A team of German researchers investigated both hypothesis by analyzing 30 victims of the second plague pandemic. The remains were excavated from two different burial sites in Germany, and covered a time span of roughly 300 years.
If the bacteria were reintroduced from central Asia in multiple waves, "various different genotypes, reflecting the natural genetic diversity of Asian Y. pestis strains, should be detectable among different plague victims," Lisa Seifert, from Ludwig Maximilian University of Munich, and colleagues argued in the open-access journal PLOS ONE.
On the contrary, if there were unknown and persistent reservoirs, identical or very similar genotypes should be present in plague victims from different time periods of both pandemics.
Among the 300–600 year-old human remains, eight people were positive for Y. pestis-specific nucleic acid.
The genetic material from victims testing positive was highly similar to previously investigated plague victims from other European countries and had the identical Y. pestis genotype.
"This is why we assume that a certain genotype may have persisted for some 300 years in Europe," Holger Scholz, at the Bundeswehr Institute of Microbiology in Munich, Germany, told Discovery News.
Besides the assumed, continuous reintroduction of Y.pestis from central Asia in multiple waves during the second pandemic, it's possible that the bacteria lasted such a long time in Europe in a yet unknown host, the researchers wrote.
"Rodents, such as rats and others may be an option. Maybe we should look for Y. pestis in Middle Age rodents. But it will not be an easy task," Scholz said.
According to Michel Drancourt, professor of microbiology at Marseille Medical School, several complete genome sequences from various graves and various periods of time might be needed.
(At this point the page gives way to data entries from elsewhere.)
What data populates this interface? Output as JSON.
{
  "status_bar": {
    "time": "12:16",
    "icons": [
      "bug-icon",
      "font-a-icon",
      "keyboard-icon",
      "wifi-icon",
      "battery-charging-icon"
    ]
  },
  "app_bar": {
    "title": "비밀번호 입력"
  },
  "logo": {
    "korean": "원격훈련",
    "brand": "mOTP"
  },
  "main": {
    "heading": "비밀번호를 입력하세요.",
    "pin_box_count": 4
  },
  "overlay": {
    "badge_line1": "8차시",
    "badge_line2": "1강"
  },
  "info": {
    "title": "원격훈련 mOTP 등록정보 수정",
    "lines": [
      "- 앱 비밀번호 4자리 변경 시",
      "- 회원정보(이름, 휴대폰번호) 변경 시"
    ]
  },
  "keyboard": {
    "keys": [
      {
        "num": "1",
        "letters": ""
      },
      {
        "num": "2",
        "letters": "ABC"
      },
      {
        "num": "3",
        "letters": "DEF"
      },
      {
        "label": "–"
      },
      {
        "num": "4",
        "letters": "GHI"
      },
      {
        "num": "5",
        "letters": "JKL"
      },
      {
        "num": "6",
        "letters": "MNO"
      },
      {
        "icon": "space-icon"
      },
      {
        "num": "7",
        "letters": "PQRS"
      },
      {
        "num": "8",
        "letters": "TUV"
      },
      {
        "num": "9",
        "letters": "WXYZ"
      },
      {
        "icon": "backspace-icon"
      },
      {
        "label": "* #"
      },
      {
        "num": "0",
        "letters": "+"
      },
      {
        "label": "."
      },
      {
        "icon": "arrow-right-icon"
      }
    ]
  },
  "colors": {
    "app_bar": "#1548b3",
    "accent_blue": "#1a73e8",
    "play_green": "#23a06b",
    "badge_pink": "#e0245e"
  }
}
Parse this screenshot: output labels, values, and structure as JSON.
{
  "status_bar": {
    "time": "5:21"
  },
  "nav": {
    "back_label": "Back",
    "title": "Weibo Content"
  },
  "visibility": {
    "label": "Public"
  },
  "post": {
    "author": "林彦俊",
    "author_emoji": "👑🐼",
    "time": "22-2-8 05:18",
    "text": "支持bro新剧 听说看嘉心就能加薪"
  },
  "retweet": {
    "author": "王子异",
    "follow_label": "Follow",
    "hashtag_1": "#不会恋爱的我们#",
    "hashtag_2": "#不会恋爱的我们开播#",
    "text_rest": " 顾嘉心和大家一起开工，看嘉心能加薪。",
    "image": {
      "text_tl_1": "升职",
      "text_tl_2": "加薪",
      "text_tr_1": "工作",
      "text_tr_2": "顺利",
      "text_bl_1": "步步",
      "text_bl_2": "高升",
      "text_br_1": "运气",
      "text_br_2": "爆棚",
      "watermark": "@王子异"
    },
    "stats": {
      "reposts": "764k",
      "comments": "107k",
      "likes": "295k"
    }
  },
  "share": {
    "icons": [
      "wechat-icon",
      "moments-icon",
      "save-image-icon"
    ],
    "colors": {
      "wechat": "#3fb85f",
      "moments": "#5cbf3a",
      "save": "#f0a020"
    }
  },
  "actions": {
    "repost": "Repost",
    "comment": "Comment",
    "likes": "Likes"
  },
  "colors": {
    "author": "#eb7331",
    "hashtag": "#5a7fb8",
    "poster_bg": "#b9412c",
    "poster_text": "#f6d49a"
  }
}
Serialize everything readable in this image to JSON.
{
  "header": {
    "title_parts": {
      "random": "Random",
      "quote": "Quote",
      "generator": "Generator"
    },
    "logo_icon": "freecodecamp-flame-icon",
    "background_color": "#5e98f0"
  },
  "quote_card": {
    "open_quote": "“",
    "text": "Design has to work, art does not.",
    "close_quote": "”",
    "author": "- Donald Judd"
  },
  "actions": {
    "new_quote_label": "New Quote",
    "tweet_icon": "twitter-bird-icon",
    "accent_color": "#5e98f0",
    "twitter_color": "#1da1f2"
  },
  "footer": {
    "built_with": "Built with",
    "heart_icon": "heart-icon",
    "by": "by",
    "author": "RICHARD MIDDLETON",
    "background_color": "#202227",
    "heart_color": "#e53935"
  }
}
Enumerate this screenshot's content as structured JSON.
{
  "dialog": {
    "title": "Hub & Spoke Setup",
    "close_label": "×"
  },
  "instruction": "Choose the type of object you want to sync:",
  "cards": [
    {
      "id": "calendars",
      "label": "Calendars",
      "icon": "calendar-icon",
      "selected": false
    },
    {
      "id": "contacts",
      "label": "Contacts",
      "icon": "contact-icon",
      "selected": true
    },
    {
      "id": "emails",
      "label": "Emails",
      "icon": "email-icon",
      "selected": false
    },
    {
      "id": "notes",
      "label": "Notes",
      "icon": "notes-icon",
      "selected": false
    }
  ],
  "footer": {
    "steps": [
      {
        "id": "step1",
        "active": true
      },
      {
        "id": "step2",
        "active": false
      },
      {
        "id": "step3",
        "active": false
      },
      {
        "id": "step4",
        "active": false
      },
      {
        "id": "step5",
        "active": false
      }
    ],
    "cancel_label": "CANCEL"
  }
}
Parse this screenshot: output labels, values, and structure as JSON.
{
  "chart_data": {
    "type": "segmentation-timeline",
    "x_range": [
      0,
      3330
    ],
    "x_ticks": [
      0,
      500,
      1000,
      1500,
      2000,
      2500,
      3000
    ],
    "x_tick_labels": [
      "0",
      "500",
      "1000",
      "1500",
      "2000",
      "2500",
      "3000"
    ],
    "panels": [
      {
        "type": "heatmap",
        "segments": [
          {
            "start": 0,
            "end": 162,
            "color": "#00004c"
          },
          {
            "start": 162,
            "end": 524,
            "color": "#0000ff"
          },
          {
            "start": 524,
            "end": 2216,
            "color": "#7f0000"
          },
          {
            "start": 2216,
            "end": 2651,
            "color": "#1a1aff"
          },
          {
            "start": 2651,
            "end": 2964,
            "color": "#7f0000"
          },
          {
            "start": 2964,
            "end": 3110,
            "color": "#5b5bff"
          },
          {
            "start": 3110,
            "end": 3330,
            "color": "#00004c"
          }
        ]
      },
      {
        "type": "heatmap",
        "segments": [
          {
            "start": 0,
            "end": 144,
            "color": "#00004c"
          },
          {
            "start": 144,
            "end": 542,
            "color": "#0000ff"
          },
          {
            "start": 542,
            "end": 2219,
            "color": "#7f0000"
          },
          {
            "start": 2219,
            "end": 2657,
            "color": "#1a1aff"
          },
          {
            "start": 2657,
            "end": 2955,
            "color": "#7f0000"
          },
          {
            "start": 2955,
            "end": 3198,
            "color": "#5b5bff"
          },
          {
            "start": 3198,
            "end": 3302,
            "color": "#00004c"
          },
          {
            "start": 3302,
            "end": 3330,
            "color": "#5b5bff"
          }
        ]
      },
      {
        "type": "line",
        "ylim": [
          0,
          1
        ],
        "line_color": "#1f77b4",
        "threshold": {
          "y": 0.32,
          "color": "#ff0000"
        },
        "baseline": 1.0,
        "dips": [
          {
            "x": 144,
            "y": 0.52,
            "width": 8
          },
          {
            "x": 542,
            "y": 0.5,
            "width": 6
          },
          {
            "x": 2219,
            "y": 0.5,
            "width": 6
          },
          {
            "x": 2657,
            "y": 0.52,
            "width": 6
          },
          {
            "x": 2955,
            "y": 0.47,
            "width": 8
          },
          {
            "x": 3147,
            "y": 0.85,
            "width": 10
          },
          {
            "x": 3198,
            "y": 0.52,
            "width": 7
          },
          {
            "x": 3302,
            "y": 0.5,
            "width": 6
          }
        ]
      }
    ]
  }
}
Drancourt, who back in 2004 first solved the etiology of the Justinian plague, was not involved in the study.
"The question of whether or not plague established persistent reservoirs in Europe is very interesting and in fact, absolutely still unresolved," Drancourt, told Discovery News. "This study suggests, but not prove, that there were indeed some reservoirs in Medieval Europe."
"We will have to understand in one further step what were these reservoirs and the factors which contributed to their disappearance as plague vanished from Europe for exactly one century, the last cases recorded around 1920," he added.